Component data from apps and pages
Start of Block
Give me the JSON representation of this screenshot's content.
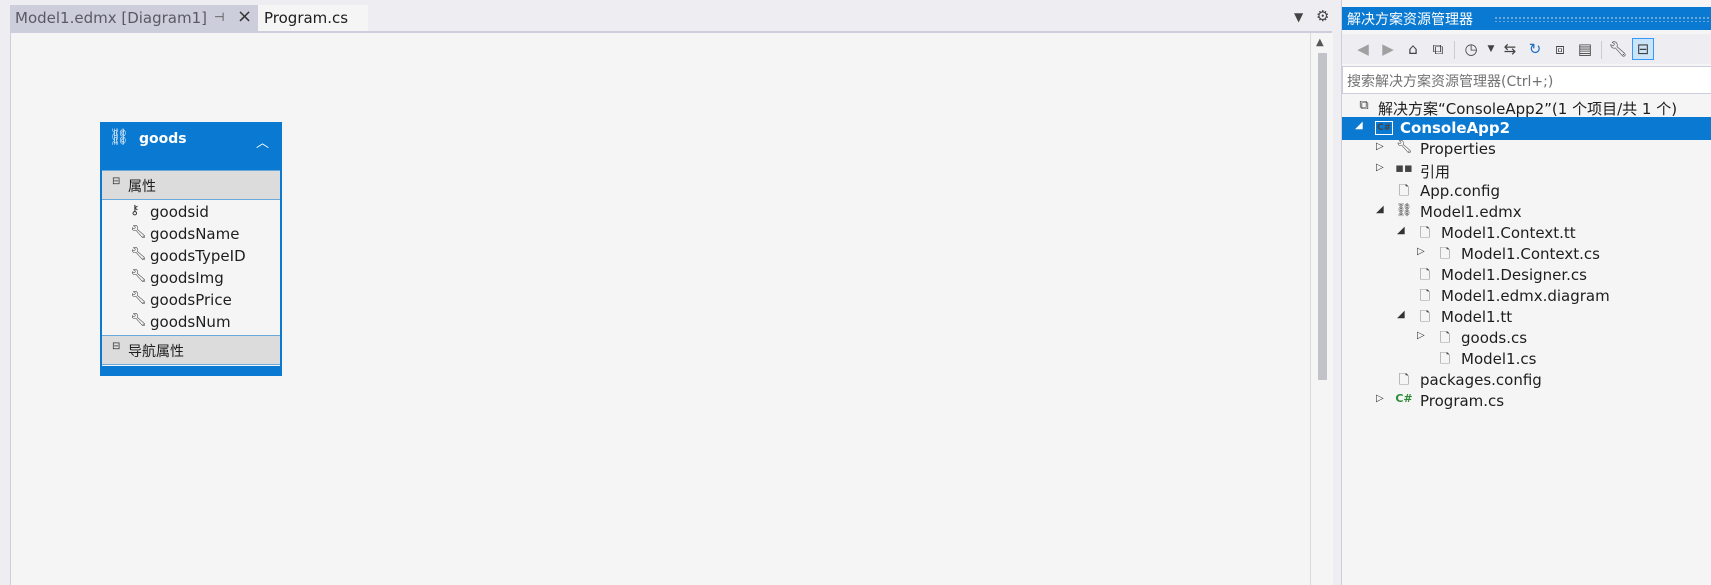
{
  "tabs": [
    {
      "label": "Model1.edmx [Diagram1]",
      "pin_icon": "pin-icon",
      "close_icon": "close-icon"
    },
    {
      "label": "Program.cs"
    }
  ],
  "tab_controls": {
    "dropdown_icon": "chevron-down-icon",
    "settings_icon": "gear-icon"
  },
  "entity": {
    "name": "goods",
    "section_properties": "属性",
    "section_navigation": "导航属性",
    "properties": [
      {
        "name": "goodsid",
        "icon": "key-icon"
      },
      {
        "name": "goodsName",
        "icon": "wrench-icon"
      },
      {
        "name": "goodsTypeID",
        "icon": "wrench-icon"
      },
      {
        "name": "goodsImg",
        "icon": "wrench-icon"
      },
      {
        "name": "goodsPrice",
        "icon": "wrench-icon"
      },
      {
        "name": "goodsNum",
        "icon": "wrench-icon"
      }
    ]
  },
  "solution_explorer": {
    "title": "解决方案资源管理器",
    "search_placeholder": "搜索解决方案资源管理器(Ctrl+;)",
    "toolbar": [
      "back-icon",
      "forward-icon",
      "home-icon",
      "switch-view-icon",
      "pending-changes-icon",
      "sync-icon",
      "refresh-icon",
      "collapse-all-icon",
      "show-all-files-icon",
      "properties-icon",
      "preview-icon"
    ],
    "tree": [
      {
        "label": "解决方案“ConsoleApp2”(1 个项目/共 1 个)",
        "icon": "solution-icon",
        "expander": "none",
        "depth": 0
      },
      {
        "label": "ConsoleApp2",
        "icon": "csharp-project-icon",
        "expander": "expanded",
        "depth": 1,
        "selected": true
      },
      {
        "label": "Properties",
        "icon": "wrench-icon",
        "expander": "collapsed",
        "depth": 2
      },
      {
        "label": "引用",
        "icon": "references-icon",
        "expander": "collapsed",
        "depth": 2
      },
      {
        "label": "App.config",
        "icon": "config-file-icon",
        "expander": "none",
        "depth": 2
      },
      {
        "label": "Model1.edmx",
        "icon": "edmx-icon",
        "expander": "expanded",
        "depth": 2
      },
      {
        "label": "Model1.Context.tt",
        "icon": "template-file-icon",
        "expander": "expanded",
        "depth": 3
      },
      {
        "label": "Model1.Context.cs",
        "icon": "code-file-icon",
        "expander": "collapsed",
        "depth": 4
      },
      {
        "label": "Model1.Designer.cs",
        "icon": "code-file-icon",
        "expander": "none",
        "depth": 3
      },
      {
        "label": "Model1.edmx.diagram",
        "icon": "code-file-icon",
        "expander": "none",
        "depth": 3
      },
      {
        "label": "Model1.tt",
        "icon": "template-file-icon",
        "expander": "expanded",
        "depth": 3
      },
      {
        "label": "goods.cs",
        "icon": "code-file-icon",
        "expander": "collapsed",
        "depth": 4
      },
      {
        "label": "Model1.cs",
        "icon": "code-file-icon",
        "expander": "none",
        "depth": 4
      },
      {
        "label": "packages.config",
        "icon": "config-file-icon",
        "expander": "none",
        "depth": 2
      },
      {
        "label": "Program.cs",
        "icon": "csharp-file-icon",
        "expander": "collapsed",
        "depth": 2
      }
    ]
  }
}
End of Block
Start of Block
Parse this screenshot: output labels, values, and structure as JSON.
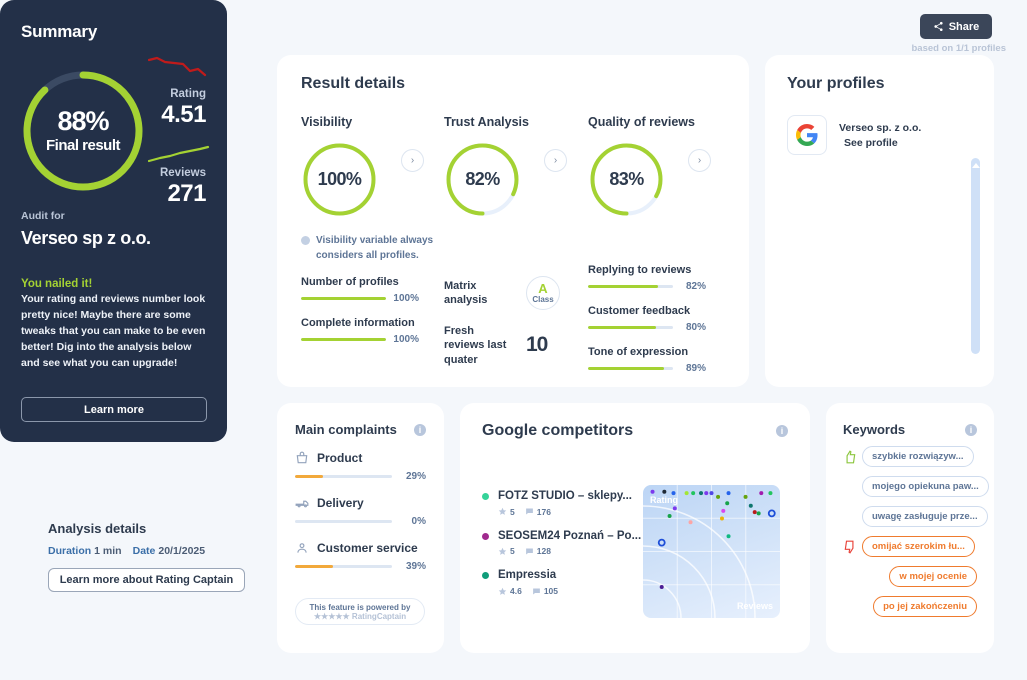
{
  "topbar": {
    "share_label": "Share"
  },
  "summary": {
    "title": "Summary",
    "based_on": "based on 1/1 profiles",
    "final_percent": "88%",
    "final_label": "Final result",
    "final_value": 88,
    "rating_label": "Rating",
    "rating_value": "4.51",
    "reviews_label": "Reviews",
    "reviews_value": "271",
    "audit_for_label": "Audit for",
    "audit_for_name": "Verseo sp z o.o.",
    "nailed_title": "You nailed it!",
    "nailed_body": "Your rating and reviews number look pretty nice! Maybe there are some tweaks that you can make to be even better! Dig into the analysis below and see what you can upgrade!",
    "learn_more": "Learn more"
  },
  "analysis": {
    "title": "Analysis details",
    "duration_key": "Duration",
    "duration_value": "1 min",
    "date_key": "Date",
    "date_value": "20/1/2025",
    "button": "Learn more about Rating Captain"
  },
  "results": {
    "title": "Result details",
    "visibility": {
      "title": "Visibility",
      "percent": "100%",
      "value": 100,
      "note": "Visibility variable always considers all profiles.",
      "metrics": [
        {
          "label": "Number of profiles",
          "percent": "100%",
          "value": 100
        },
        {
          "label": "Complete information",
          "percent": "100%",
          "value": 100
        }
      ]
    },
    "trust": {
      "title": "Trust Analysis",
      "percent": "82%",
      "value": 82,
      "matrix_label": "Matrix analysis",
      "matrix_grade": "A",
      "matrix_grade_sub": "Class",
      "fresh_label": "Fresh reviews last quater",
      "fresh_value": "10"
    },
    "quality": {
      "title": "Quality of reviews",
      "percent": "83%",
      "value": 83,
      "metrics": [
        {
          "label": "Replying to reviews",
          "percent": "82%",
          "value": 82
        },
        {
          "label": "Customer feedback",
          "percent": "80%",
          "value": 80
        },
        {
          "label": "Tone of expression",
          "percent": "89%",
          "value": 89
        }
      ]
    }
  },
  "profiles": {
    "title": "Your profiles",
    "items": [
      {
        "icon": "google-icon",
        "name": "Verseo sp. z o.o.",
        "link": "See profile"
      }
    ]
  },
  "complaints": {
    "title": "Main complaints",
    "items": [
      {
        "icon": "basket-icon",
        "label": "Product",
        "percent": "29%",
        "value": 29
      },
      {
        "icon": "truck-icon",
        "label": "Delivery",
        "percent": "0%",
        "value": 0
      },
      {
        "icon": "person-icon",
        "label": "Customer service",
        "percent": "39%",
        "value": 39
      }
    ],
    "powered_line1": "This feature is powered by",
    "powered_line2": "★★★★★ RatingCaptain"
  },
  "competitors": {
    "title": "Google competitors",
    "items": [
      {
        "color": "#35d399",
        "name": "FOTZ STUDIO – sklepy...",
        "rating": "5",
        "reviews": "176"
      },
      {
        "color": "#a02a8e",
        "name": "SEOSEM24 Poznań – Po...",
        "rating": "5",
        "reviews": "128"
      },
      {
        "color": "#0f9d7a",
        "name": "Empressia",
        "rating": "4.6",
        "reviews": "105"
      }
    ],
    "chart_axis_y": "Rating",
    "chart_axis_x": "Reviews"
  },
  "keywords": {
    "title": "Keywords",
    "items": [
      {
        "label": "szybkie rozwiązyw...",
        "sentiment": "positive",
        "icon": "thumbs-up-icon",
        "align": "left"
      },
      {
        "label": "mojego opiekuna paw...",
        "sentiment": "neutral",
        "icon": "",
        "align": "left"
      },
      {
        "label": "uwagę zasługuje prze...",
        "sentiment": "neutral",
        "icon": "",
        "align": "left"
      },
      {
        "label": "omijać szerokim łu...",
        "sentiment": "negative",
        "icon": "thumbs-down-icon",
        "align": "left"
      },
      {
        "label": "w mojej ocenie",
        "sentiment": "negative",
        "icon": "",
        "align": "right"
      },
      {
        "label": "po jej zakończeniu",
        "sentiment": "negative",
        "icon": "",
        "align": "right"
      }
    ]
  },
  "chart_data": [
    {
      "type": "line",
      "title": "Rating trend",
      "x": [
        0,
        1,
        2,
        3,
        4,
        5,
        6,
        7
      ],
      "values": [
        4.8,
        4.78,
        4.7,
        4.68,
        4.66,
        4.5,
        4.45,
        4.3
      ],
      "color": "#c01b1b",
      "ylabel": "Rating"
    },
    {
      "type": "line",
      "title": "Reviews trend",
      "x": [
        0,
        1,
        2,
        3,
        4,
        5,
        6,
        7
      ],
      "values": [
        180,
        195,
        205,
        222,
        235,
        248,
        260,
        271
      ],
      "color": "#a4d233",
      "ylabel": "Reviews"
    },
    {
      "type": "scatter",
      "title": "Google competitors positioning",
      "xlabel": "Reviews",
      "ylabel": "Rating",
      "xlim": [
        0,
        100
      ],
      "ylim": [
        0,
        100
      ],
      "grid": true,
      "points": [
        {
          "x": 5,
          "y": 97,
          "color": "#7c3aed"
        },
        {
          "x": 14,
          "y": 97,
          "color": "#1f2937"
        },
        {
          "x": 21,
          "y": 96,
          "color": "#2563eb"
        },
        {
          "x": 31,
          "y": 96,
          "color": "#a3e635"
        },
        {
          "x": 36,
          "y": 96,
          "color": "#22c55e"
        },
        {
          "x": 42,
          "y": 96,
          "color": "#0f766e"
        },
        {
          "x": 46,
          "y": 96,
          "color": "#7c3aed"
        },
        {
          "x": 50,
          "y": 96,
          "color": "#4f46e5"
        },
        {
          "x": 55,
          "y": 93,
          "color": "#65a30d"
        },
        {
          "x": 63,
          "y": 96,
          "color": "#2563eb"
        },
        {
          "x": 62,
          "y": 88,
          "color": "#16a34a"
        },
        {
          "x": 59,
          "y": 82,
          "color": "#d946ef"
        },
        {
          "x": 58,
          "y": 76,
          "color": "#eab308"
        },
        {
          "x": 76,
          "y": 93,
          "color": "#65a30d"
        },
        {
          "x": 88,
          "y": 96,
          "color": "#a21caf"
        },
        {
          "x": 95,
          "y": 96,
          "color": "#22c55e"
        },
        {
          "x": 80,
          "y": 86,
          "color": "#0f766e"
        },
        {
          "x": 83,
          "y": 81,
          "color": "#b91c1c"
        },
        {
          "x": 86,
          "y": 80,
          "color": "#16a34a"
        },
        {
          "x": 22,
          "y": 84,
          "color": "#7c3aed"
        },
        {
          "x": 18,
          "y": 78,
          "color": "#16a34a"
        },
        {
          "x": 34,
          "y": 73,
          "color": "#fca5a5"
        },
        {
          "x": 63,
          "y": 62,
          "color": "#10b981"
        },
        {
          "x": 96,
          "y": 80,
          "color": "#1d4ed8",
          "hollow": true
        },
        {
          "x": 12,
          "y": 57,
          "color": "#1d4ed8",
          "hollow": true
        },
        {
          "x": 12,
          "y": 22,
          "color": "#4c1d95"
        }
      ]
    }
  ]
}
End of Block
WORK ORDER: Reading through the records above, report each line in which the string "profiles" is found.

SOLUTION TO THE EXERCISE:
    "based_on": "based on 1/1 profiles",
      "note": "Visibility variable always considers all profiles.",
          "label": "Number of profiles",
  "profiles": {
    "title": "Your profiles",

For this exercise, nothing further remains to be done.